News: Feds, states fail to communicate on dropped Medicare providers

September 19, 2008

When a state boots a health-care provider from its Medicaid program for incompetence, fraud, or patient abuse, it's supposed to inform the federal government so that the offenders will be barred from receiving any more federal funds. But that doesn't always happen.
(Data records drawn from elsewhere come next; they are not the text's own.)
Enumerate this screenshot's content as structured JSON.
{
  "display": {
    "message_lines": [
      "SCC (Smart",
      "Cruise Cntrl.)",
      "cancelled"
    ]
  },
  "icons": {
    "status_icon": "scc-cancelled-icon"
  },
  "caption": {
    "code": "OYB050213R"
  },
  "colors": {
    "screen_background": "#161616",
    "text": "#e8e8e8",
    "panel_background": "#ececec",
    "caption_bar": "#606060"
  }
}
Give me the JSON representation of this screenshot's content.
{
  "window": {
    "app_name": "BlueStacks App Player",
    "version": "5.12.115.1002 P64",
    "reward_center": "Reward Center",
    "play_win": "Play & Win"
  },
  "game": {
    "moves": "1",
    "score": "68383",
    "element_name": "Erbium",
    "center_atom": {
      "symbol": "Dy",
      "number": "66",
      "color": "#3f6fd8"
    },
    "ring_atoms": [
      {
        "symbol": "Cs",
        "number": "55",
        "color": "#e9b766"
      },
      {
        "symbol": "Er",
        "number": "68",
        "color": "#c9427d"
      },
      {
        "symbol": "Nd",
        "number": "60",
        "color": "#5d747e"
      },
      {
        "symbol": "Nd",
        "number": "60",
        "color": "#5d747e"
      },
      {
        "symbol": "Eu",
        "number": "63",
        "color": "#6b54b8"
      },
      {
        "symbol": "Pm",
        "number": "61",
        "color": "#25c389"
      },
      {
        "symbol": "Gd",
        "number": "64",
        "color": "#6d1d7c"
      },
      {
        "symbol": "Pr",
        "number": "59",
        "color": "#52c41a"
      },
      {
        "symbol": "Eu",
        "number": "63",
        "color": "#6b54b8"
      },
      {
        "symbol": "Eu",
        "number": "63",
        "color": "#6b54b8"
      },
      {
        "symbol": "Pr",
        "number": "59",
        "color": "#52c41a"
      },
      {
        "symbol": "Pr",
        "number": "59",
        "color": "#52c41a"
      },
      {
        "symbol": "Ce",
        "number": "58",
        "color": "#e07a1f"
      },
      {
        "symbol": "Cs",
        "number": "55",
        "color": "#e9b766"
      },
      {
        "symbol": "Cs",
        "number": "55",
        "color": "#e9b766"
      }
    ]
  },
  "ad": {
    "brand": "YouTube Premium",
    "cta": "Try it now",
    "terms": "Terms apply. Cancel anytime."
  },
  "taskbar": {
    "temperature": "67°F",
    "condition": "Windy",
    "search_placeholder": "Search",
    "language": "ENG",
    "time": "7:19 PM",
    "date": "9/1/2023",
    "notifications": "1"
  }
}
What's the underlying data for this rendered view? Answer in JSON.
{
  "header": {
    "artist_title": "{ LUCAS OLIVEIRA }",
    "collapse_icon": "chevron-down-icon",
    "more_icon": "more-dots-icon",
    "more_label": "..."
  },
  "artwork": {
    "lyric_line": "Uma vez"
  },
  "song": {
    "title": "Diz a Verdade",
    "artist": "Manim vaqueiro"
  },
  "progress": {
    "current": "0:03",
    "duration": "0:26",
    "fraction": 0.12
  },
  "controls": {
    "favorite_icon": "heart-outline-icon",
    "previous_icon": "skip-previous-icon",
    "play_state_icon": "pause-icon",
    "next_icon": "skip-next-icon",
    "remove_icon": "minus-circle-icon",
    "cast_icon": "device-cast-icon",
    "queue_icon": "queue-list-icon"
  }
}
When a state boots a health-care provider from its Medicaid program for incompetence, fraud, or patient abuse, it's supposed to inform the Department of Health and Human Services' Office of Inspector General (OIG), so that these offenders will be barred from receiving any more federal funds. But that is not always the case, according to an OIG survey. Sixty-one percent of the 4,319 state sanctions imposed in 2004 and 2005 couldn't be located in the feds' database. Poor reporting makes it easier for dubious providers to set up shop elsewhere, according to the OIG. Ironically, Florida and New York had the lowest matching rates-9 percent and 21 percent, respectively-despite being the two states that suspended the most providers. A dozen states provided incomplete data or reported taking no action against health-care providers in 2004 and 2005.